Businesses of every size value high performing employees.
Savvy businesses spend a lot of time thinking about what characteristics their company culture should exhibit.
The ultimate goal is to hire the most talented employees, who are self-starters, and take ownership of their work and any problems they encounter.
But hiring is not a perfect process, and employee on-boarding is anemic or non-existent in some workplaces.
How can businesses bridge the gap between what they want from their employees and what they receive?
I believe that setting clear expectations for job performance is an essential step. Creating an environment of support and open communication are also critical to employee success.
Are expectations clear?
There are many work places where employees are expected to “just know” what to do. This does not set them up for success.
When new employees are hired, do you have an on-boarding process in place? Do you explain what is expected of employees and what resources you provide for them to do their work?
Are expectations surrounding behavior, performance, or dress code clearly defined?
Will your employees be judged against criteria that was never clearly explained to them?
Having clearly defined standards is one part of establishing a tangible work culture. Communication is another crucial part.
Honesty, Transparency, and Communication
Communication may be the most underrated component of work culture. Corporations work very hard at this aspect, but what about small or mid sized businesses?
It is very easy to neglect proper communication, especially if time is a limited resource, and the work at hand seems overwhelming.
But without clear and honest communication, you are setting your team up for failure. And when they fail because of poor communication, they won’t even know why.
Some workplaces have a “just get it done” mentality. But when a successful work day is not clearly defined, we unwittingly create a moving target for our staff. When we keep shifting our work performance criteria, eventually employee morale will decrease.
When we set clear expectations, and give employees the resources they need to do their job, only then can we truthfully claim we are creating a culture where performance is evaluated fairly.
Communication is often tough for smaller teams who add new members. Small teams may have come to rely on intuition or knowing each other’s thought patterns.
Small team leaders may have to practice communicating in greater detail when on boarding new employees, or risk eroding team morale. Your new team members can’t read your mind, and shouldn’t have to.
The Role Of The Management Team
Another consideration is having the right people on your leadership team. Are they supporting your employees and making sure they have everything they need to do their job?
The larger a company grows, the more important it is to have processes in place to make sure the work is getting done.
Your management or leadership team needs to be part of this effort as well. It is easy for the management team to inadvertently put obstacles in the way.
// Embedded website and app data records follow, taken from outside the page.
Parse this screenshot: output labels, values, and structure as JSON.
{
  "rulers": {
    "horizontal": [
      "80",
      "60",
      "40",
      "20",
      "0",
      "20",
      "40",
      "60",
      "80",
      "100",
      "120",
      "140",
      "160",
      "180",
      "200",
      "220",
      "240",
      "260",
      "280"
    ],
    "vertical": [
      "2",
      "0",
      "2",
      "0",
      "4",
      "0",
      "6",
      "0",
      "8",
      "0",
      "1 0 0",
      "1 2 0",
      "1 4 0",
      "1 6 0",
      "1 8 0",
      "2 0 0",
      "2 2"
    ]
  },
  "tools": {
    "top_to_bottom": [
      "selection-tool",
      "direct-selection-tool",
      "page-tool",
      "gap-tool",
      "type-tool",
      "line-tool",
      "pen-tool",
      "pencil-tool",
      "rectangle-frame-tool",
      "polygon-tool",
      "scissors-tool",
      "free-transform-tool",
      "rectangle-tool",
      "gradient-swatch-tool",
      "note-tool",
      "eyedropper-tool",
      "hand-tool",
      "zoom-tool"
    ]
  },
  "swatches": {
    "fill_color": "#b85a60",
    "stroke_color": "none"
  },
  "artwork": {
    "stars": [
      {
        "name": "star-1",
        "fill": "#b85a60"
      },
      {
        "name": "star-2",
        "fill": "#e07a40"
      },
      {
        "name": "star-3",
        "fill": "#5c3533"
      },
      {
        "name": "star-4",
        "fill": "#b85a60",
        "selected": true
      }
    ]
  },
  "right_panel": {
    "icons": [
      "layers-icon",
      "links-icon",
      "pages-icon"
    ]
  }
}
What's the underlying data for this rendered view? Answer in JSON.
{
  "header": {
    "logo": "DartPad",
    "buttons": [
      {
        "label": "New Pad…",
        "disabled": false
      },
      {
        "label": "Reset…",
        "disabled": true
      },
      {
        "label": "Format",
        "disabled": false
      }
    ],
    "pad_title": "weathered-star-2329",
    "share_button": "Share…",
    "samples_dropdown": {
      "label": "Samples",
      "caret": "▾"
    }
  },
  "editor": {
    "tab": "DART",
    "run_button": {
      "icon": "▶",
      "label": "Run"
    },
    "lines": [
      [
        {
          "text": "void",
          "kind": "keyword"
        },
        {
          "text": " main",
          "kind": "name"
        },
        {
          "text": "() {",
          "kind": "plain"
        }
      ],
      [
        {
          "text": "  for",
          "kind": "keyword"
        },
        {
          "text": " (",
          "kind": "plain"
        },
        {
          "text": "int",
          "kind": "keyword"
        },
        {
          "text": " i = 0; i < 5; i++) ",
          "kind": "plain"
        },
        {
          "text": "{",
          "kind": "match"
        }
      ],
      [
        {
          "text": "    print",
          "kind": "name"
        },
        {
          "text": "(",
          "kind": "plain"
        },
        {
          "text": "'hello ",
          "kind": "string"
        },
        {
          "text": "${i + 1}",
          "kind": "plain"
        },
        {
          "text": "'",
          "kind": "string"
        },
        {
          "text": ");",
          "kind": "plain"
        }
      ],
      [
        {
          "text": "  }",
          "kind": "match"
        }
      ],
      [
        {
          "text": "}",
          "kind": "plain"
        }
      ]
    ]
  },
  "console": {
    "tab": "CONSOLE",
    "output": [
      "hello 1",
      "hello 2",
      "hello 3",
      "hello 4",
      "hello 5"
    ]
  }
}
Management should be there to fully support the staff, and make sure they have everything they need to get their jobs done.
Foster Communication, Not Adversity
Having a culture where open communication is possible allows employees to talk to management without fear of reprisal or backlash.
Teams are built, successful teams are built when everyone is working toward a common goal, and everyone has trust of one another.
When trust is eroded, work becomes an internal battle among team factions. You do not want this.
Build Culture Through Communication And Trust
Everything that encompasses work culture and performance boils down to communication and trust. When these factors are missing, a team becomes divided and splintered.
Make sure you are communicating what you expect from employees and how you will support them in their job. This should begin long before day one. How else will you attract top talent?
Clearly define what it is your company does, who you do it for, and most importantly, why you do it. Defining your purpose makes you examine your internal practices through the same lens.
Make people feel safe at work, and foster a culture of communication, not fear or bitterness. Employees that feel like they can voice questions and concerns freely are more likely to do good work for you.
When employees have to guess at what you expect from them or don’t know how they will be evaluated, it makes them wary and uncertain. No one can do their best work if they feel intimidated, disrespected, or backbitten.
Let’s all work to create a culture of communication and trust, not one of divisiveness and adversity.